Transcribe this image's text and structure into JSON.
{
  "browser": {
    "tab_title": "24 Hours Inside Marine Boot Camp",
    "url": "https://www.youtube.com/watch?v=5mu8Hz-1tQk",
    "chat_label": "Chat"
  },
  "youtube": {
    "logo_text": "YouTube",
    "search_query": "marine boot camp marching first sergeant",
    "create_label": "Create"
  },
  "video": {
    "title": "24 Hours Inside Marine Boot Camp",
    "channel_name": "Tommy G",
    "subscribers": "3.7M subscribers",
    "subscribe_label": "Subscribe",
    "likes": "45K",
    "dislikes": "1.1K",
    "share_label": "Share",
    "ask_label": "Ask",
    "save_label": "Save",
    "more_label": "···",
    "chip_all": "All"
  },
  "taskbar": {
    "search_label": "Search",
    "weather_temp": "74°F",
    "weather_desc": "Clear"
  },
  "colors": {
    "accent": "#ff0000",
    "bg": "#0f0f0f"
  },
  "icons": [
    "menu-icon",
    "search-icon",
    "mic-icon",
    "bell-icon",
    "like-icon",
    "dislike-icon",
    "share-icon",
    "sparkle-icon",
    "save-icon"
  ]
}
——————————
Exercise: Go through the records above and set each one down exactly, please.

Problem solution:
Transcribe this image's text and structure into JSON.
{
  "browser": {
    "tab_title": "24 Hours Inside Marine Boot Camp",
    "url": "https://www.youtube.com/watch?v=5mu8Hz-1tQk",
    "chat_label": "Chat"
  },
  "youtube": {
    "logo_text": "YouTube",
    "search_query": "marine boot camp marching first sergeant",
    "create_label": "Create"
  },
  "video": {
    "title": "24 Hours Inside Marine Boot Camp",
    "channel_name": "Tommy G",
    "subscribers": "3.7M subscribers",
    "subscribe_label": "Subscribe",
    "likes": "45K",
    "dislikes": "1.1K",
    "share_label": "Share",
    "ask_label": "Ask",
    "save_label": "Save",
    "more_label": "···",
    "chip_all": "All"
  },
  "taskbar": {
    "search_label": "Search",
    "weather_temp": "74°F",
    "weather_desc": "Clear"
  },
  "colors": {
    "accent": "#ff0000",
    "bg": "#0f0f0f"
  },
  "icons": [
    "menu-icon",
    "search-icon",
    "mic-icon",
    "bell-icon",
    "like-icon",
    "dislike-icon",
    "share-icon",
    "sparkle-icon",
    "save-icon"
  ]
}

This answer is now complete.